Saturday, February 05, 2011

Collective Impact - How to Collaborate for Positive Change

How many Harvard graduates does it take to change a light bulb?  The former director of Harvard’s sustainability office had direct experience in answering this question when implementing lighting retrofits on campus.  She calculated it took somewhere over 40 people to make it happen, when it was all said and done. 

This isn't surprising.  Creating a sustainable society is complex.  And it will require people, communities and organizations from all parts of our global society to work together towards this common goal.  To do so, everyone involved needs  - at a certain level - to share this goal.  We don't all need to agree on the details of the goal, nor do we all need to agree on exactly how to take each step towards getting there.  But we do need a shared understanding of the system we're operating in and the principles we can all agree on.

Image credit: NASA Goddard

One of the basic tenets behind Strategic Sustainable Development (SSD) is that groups of more than 5 are typically dumber than the dumbest member of the group, but that with a shared framework and a common language and common goal, a group working effectively together can be much smarter than the smartest member of the group.

The Framework for SSD provides a common goal - defining sustainability on the principle level - and common language and techniques for large groups, and cross-sector groups to work together effectively.

A recent paper by John Kani and Mark Kramer in the Stanford Social Innovation Review titled Collective Impact does a great job of articulating the need for collaboration across traditional boundaries to enact change and provides some exciting examples of groups that have been successful in doing so.  

The authors lay out five conditions for collective success:

  1. Common Agenda - a shared vision for change among the participants 
  2. Shared Measurement Systems - agreement on ways to measure and report progress
  3. Mutually Reinforcing Activities - alignment so different participants are doing different activities that in sum support the common goals
  4. Continuous Communication - regular meetings and conversations are necessary to build trust and understanding
  5. Backbone Support Organization - a separate organization and staff to support the collective effort and serve as the backbone for the initiative

When the task at hand is creating a sustainable global society - or creating a sustainable organization (i.e. an organization that has eliminated its contributions to unsustainable activities) - the Framework for SSD is one of the most effective tools for articulating the common agenda and creating shared measurement systems and identifying mutually support activities.  From there continuous communications are a must as are people dedicated to the constant coordination and support for this type of transformational change. 

When this works, amazing things can happen. Innovative ideas, solutions and new products are created.  Team members get excited and passionate about their work.  Risks and waste are avoided. 

It is not easy, but it is necessary avoid a collapse of human society, and it can be fun. 

Stay going. 

1 comment:

Nils said...

Hi Georges,

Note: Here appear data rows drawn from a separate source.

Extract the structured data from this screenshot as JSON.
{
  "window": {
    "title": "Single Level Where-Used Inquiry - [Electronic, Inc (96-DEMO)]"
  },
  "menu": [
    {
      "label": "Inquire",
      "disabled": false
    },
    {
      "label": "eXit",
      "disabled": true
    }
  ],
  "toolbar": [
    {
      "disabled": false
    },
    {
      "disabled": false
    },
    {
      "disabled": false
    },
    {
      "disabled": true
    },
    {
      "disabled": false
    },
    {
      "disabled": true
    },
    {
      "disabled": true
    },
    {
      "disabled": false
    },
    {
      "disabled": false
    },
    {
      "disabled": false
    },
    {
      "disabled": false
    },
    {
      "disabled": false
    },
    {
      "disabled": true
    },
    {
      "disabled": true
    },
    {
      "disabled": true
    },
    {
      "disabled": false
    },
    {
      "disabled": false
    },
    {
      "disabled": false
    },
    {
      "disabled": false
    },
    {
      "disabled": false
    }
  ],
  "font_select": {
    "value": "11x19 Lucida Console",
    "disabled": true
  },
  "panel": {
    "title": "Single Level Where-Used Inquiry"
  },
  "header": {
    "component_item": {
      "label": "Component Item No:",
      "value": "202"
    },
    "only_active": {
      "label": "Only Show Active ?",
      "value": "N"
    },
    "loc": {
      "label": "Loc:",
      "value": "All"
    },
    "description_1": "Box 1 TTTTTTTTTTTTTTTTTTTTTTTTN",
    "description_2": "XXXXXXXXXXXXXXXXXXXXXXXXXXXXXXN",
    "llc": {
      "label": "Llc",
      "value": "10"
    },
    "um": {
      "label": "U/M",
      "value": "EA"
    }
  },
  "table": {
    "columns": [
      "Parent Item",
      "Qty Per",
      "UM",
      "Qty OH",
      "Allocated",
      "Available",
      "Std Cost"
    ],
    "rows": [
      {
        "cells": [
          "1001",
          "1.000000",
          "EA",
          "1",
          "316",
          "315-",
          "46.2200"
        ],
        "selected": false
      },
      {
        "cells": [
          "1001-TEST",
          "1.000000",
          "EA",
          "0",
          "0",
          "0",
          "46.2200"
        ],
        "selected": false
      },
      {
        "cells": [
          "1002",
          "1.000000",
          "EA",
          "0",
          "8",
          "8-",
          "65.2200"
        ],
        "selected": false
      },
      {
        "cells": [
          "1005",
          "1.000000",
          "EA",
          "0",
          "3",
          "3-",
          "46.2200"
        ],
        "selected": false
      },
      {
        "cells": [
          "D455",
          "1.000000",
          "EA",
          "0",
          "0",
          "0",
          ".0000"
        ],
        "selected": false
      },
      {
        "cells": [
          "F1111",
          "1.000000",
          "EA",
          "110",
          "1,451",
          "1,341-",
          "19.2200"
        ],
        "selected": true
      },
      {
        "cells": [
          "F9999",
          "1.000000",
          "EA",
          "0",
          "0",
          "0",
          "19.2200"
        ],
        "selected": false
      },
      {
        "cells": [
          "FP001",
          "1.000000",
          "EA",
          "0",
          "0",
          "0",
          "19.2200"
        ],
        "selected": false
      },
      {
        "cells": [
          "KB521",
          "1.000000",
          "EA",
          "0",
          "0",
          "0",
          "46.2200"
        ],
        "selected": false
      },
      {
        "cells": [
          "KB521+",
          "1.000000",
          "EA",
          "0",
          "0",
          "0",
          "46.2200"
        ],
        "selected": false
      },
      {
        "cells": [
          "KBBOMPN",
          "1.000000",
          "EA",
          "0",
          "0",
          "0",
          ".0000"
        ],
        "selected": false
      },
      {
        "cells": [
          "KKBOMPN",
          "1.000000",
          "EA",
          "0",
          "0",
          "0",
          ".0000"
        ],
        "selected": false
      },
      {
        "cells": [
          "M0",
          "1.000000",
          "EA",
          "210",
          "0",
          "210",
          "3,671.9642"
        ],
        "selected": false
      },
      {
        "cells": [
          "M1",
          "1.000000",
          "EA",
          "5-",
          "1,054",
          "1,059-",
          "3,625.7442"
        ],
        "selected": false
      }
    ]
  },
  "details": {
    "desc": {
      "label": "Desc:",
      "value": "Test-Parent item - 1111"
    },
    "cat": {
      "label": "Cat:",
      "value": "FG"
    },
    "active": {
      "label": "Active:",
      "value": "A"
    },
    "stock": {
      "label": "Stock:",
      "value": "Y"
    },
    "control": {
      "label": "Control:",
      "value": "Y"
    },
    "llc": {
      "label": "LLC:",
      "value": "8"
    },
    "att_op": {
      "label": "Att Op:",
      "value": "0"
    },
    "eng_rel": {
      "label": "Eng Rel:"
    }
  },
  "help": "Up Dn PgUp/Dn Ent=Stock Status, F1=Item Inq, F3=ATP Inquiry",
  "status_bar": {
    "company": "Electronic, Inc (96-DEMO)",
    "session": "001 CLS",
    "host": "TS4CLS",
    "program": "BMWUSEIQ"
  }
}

I read and enjoyed the SSIR article on "Collective Impact" a few weeks ago, and also thought of the parallels to the emphasis that Strategic Sustainable Development places on getting-on-the-same-page – on a shared vision and a shared language to be used in navigating together towards it. Thanks for writing this post connecting these ideas!